PuSH - Publikationsserver des Helmholtz Zentrums München

Huemer, M.-T. ; Bauer, A. ; Petrera, A. ; Scholz, M.* ; Hauck, S.M. ; Drey, M.* ; Peters, A. ; Thorand, B.

Proteomic profiling of low muscle and high fat mass: A machine learning approach in the KORA S4/FF4 study.

J. Cachexia Sarcopenia Muscle 12, 1011–1023 (2021)
Verlagsversion Forschungsdaten DOI
Open Access Gold
Creative Commons Lizenzvertrag
BACKGROUND: The coexistence of low muscle mass and high fat mass, two interrelated conditions strongly associated with declining health status, has been characterized by only a few protein biomarkers. High-throughput proteomics enable concurrent measurement of numerous proteins, facilitating the discovery of potentially new biomarkers. METHODS: Data derived from the prospective population-based Cooperative Health Research in the Region of Augsburg S4/FF4 cohort study (median follow-up time: 13.5 years) included 1478 participants (756 men and 722 women) aged 55-74 years in the cross-sectional and 608 participants (315 men and 293 women) in the longitudinal analysis.

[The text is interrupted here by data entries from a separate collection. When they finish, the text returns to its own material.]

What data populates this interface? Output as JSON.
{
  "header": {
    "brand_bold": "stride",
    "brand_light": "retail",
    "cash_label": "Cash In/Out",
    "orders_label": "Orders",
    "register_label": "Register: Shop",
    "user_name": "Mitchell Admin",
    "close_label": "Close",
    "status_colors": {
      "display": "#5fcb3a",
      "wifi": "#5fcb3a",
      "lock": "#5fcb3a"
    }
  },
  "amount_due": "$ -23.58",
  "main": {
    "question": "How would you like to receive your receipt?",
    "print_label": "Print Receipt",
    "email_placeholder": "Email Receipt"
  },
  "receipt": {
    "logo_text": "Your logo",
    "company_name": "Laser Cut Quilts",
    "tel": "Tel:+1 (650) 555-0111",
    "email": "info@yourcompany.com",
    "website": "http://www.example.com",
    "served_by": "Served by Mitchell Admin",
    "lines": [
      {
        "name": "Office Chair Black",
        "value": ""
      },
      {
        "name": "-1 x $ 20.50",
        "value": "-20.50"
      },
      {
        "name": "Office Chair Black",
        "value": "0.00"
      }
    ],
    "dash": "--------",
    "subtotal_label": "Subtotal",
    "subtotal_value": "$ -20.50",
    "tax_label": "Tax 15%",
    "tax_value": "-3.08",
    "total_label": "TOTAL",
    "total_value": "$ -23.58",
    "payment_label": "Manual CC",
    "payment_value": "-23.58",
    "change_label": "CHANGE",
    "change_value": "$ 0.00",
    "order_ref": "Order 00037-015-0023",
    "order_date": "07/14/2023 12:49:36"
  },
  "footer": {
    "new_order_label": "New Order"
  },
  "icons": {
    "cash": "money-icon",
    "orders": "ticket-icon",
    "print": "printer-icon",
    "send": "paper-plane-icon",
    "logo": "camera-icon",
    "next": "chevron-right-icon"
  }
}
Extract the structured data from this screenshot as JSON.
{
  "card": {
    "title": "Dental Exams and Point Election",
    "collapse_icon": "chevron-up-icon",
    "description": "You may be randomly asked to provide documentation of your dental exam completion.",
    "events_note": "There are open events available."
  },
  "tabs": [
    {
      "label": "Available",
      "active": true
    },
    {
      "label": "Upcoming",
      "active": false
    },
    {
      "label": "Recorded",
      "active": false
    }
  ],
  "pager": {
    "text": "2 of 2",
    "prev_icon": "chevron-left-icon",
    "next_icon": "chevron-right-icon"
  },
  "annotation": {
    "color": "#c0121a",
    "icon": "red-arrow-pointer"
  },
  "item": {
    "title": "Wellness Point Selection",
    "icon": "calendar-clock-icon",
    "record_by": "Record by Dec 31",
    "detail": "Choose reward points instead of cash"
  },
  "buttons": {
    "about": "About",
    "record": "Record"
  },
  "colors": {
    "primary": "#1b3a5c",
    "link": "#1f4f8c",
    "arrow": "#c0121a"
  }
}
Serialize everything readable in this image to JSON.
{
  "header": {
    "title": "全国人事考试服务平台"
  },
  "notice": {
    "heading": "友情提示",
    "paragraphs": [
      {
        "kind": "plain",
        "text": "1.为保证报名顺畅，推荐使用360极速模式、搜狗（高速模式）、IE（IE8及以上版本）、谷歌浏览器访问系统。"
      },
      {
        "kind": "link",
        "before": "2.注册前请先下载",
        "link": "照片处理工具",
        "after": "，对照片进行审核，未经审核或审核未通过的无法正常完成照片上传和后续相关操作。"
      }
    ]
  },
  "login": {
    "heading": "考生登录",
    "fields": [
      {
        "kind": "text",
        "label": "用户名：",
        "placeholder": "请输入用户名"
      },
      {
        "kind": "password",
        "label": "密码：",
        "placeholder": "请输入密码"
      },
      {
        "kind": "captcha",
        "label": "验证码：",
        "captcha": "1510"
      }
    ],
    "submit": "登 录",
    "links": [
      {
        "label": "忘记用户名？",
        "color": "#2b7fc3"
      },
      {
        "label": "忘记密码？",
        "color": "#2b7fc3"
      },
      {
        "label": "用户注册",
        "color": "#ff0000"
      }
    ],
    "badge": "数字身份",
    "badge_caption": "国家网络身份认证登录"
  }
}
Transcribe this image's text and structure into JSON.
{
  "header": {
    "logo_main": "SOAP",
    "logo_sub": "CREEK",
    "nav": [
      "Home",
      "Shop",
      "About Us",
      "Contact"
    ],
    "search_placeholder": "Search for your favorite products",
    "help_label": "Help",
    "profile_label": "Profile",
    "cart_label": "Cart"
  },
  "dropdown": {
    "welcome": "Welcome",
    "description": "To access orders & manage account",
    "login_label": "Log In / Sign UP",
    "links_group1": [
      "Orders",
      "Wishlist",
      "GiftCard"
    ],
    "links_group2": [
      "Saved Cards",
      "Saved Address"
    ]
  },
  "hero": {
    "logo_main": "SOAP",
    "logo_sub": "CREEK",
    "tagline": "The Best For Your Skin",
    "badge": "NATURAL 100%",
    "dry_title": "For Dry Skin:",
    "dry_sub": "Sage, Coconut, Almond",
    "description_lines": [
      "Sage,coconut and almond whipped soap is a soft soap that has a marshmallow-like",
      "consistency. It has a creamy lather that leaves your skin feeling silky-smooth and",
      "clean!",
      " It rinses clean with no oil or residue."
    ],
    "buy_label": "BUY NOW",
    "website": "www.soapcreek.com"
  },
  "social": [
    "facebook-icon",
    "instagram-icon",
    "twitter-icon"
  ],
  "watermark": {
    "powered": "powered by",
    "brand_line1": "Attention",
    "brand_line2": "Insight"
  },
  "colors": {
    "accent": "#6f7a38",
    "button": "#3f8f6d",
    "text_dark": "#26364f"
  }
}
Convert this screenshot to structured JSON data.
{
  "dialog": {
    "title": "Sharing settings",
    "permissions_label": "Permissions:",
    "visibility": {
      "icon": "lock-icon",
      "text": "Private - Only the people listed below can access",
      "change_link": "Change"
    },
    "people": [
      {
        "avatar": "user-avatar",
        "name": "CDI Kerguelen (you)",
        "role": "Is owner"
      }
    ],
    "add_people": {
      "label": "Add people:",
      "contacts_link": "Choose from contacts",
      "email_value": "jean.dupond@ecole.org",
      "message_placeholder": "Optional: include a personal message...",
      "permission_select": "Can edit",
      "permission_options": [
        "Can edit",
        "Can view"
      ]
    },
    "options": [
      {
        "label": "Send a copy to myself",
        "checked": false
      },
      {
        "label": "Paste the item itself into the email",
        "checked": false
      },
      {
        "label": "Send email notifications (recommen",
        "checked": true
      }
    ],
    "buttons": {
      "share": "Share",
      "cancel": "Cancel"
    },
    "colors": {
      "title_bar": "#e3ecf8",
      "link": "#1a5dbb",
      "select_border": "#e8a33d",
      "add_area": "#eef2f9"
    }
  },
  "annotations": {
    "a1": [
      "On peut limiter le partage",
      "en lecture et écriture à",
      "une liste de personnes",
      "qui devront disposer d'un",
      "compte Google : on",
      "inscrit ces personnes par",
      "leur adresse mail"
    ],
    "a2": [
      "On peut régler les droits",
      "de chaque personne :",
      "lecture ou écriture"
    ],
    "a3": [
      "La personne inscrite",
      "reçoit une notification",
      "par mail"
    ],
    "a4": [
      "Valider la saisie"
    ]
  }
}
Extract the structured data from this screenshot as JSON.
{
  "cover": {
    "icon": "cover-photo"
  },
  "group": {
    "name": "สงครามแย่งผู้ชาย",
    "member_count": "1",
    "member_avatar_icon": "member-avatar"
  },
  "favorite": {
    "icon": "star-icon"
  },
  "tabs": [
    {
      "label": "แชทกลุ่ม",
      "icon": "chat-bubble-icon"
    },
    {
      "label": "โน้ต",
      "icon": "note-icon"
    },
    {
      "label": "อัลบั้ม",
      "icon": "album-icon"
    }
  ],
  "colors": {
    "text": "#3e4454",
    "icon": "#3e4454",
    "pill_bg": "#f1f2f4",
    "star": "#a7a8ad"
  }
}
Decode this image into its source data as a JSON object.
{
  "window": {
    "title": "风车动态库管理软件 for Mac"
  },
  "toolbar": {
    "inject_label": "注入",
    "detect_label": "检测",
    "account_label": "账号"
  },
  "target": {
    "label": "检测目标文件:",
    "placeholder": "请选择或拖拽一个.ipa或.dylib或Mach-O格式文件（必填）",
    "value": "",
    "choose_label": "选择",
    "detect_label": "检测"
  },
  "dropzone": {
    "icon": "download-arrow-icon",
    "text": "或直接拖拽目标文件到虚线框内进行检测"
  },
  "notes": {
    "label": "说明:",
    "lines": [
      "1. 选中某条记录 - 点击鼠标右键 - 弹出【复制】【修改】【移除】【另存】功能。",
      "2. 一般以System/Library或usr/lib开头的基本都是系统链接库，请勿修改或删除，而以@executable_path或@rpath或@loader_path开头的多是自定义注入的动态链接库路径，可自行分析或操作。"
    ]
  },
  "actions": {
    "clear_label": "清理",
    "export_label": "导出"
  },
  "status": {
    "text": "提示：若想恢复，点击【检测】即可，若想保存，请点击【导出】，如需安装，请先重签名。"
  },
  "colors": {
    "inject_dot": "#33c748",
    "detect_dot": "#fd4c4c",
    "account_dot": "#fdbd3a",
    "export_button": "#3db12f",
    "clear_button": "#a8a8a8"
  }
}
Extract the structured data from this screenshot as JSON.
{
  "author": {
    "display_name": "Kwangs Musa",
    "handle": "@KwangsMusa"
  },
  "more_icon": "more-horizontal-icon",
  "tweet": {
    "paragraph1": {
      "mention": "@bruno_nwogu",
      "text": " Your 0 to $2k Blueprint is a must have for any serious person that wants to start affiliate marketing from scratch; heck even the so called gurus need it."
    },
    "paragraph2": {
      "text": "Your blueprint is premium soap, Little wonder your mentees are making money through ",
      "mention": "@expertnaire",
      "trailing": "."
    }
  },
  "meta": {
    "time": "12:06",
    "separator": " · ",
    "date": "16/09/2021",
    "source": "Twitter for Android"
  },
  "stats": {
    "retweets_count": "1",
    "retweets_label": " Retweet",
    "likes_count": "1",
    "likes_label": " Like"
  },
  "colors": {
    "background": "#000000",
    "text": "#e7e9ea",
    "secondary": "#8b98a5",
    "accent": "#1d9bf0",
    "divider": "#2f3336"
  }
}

Appendicular skeletal muscle mass (ASMM) and body fat mass index (BFMI) were determined through bioelectrical impedance analysis at baseline and follow-up. At baseline, 233 plasma proteins were measured using proximity extension assay. We implemented boosting with stability selection to enable false positives-controlled variable selection to identify new protein biomarkers of low muscle mass, high fat mass, and their combination. We evaluated prediction models developed based on group least absolute shrinkage and selection operator (lasso) with 100× bootstrapping by cross-validated area under the curve (AUC) to investigate if proteins increase the prediction accuracy on top of classical risk factors. RESULTS: In the cross-sectional analysis, we identified kallikrein-6, C-C motif chemokine 28 (CCL28), and tissue factor pathway inhibitor as previously unknown biomarkers for muscle mass [association with low ASMM: odds ratio (OR) per 1-SD increase in log2 normalized protein expression values (95% confidence interval (CI)): 1.63 (1.37-1.95), 1.31 (1.14-1.51), 1.24 (1.06-1.45), respectively] and serine protease 27 for fat mass [association with high BFMI: OR (95% CI): 0.73 (0.61-0.86)]. CCL28 and metalloproteinase inhibitor 4 (TIMP4) constituted new biomarkers for the combination of low muscle and high fat mass [association with low ASMM combined with high BFMI: OR (95% CI): 1.32 (1.08-1.61), 1.28 (1.03-1.59), respectively]. Including protein biomarkers selected in ≥90% of group lasso bootstrap iterations on top of classical risk factors improved the performance of models predicting low ASMM, high BFMI, and their combination [delta AUC (95% CI): 0.16 (0.13-0.20), 0.22 (0.18-0.25), 0.12 (0.08-0.17), respectively]. In the longitudinal analysis, N-terminal prohormone brain natriuretic peptide (NT-proBNP) was the only protein selected for loss in ASMM and loss in ASMM combined with gain in BFMI over 14 years [OR (95% CI): 1.40 (1.10-1.77), 1.60 (1.15-2.24), respectively]. CONCLUSIONS: Proteomic profiling revealed CCL28 and TIMP4 as new biomarkers of low muscle mass combined with high fat mass and NT-proBNP as a key biomarker of loss in muscle mass combined with gain in fat mass. Proteomics enable us to accelerate biomarker discoveries in muscle research.
Altmetric
Weitere Metriken?
Zusatzinfos bearbeiten [➜Einloggen]
Publikationstyp Artikel: Journalartikel
Dokumenttyp Wissenschaftlicher Artikel
Schlagwörter Appendicular Skeletal Muscle Mass ; Body Fat Mass Index ; Fat Mass ; Machine Learning ; Muscle Mass ; Proteomics; Growth-factor-i; Sarcopenic Obesity; Skeletal-muscle; Cardiovascular-disease; Older-adults; Insulin; Men; Risk; Interleukin-6; Physiology
ISSN (print) / ISBN 2190-5991
e-ISSN 2190-6009
Quellenangaben Band: 12, Heft: , Seiten: 1011–1023 Artikelnummer: , Supplement: ,
Verlag Springer
Verlagsort Heidelberg
Begutachtungsstatus Peer reviewed
Förderungen The KORAstudy was initiated and financed by the Helmholtz Zentrum München - GermanResearch Center for Environmental Health, which is funded by the German FederalMinistry of Education and Research (BMBF) and by the State of Bavaria. Thepresent study was su